Word on the streets is that Apple is working on even more reasons to buy a new Watch. What? A built-in electrocardiogram wasn’t enough? What do we need? Face ID? A camera? How about yet another built-in security feature.
Let me coin the phrase Skin ID. Since Watch has a scanner on the back, why not add one that scans your skin and moles and hair wherever you place Watch, and identifies you that way, instead of the password?
The way Watch works now is easy enough, but it means that anyone with your password can get into your Watch while you’re away, charging it, or even sleeping. Watch won’t work until you enter the password. iPhone won’t either, but that’s only after a restart or power on. You still need that password.
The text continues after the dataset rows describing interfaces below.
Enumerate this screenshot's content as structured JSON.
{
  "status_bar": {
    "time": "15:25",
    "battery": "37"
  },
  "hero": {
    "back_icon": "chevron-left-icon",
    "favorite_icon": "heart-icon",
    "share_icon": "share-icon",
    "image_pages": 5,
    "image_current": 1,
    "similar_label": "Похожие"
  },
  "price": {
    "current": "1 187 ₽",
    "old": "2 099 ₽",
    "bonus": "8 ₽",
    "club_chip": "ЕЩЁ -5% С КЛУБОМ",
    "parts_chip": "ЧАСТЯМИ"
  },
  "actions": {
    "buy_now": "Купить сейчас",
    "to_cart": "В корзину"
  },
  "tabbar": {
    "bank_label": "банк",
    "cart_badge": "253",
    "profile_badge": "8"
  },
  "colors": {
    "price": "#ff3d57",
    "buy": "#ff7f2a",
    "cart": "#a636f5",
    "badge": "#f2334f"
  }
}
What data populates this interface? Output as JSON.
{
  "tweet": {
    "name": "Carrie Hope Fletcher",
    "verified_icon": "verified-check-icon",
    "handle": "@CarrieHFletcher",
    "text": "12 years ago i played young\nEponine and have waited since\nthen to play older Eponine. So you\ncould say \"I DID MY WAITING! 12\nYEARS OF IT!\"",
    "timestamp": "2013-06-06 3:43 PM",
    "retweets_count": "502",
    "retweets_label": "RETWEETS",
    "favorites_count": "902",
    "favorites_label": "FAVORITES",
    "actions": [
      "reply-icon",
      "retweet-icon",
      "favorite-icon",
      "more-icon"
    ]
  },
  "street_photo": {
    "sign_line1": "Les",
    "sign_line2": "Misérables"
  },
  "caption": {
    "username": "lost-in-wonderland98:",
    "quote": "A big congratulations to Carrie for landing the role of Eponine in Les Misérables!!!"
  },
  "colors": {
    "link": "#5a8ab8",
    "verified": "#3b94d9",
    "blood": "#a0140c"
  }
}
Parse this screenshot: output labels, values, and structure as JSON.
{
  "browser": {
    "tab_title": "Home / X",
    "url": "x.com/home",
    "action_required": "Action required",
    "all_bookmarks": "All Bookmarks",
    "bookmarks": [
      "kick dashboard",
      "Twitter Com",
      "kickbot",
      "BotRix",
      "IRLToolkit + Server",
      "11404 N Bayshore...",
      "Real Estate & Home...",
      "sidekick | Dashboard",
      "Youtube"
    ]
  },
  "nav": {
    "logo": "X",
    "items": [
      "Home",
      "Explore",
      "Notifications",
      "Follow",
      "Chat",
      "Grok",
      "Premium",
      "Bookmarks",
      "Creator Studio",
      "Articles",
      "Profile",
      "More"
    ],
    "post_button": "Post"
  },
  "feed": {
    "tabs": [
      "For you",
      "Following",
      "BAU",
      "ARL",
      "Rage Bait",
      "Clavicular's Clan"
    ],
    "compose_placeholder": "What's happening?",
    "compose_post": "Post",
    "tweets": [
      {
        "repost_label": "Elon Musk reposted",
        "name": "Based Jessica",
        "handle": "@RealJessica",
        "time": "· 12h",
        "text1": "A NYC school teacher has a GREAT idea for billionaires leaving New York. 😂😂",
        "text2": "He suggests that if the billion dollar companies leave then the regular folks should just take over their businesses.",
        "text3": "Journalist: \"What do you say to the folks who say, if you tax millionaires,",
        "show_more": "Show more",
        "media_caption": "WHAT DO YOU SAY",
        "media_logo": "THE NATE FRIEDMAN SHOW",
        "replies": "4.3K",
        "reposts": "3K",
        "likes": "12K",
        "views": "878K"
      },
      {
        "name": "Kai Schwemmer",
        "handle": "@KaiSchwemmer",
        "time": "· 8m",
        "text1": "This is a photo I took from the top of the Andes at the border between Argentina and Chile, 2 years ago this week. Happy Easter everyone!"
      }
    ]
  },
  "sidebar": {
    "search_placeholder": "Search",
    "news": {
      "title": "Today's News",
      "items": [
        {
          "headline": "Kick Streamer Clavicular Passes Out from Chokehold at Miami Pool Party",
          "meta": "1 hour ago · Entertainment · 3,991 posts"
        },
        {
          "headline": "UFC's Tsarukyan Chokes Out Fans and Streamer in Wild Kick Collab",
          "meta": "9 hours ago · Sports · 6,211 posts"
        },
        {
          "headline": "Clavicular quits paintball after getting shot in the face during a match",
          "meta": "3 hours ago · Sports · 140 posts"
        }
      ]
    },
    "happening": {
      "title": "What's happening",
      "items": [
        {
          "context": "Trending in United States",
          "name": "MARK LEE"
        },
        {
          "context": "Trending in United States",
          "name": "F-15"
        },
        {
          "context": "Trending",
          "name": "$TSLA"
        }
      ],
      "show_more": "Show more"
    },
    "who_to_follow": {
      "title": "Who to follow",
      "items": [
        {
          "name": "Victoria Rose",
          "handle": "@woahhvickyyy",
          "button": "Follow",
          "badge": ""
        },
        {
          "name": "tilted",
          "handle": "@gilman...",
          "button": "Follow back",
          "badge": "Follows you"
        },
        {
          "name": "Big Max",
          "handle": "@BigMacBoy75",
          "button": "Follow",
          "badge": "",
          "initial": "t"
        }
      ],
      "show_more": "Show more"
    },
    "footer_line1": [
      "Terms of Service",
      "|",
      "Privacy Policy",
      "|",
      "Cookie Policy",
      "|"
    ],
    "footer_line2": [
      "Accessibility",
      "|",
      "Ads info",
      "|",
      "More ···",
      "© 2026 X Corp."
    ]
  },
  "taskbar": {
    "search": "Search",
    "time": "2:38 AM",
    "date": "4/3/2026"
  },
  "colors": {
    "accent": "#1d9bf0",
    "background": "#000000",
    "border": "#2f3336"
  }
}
Watch Series-whatever in the near future might have some kind of biometric sensor on the back or integrated into a Watch band that makes it easier than a password or even Face ID. Apple has a patent that displays a thermal sensor that can use wrist hair patterns and skin texture which then can authenticate your identity and unlock the watch.
Patently Apple tracks the company’s patents and this one might have legs. At least, legs enough to show up on a product in the near future. Most of Apple’s patents never show up in a product.
Why does this patent have some legs?
One patent covers the possible implementation of a next-generation form of Biometrics just for Apple Watch. A second patent covers an Apple Watch band with an illumination system that could provide live icons that change to inform users of health status etc.
In other words, Apple Watch could display icons with alerts to notify you of your health status. Something like that already works with the built-in heart rate sensor but could go beyond something so critical.
With always-on Siri listening to your every word (yes, there might be a battery life breakthrough this century; maybe a solar-powered Watch), such icons could come to life and issue dire warnings.
- Wil, this is the third time this week that Kate hung up on you; is there a problem?
- Wil, you are driving too fast now, so I’m going to slow down the car to a safe level.
- Wil, you are one day overdue for a shower and a shave; people nearby are beginning to complain (Sir will have super hearing in AirPods version 5 by then).
The technology is
hear here already but why haven’t we seen anything with voice recognition yet? All our devices have multiple microphones. Voice recordings are something akin to fingerprints. Where is voice recognition? Or, rather, Voice ID.
Look at all the security options we could have in the not-too-distant future. Passwords, Face ID, Touch ID, Skin ID, and Voice ID.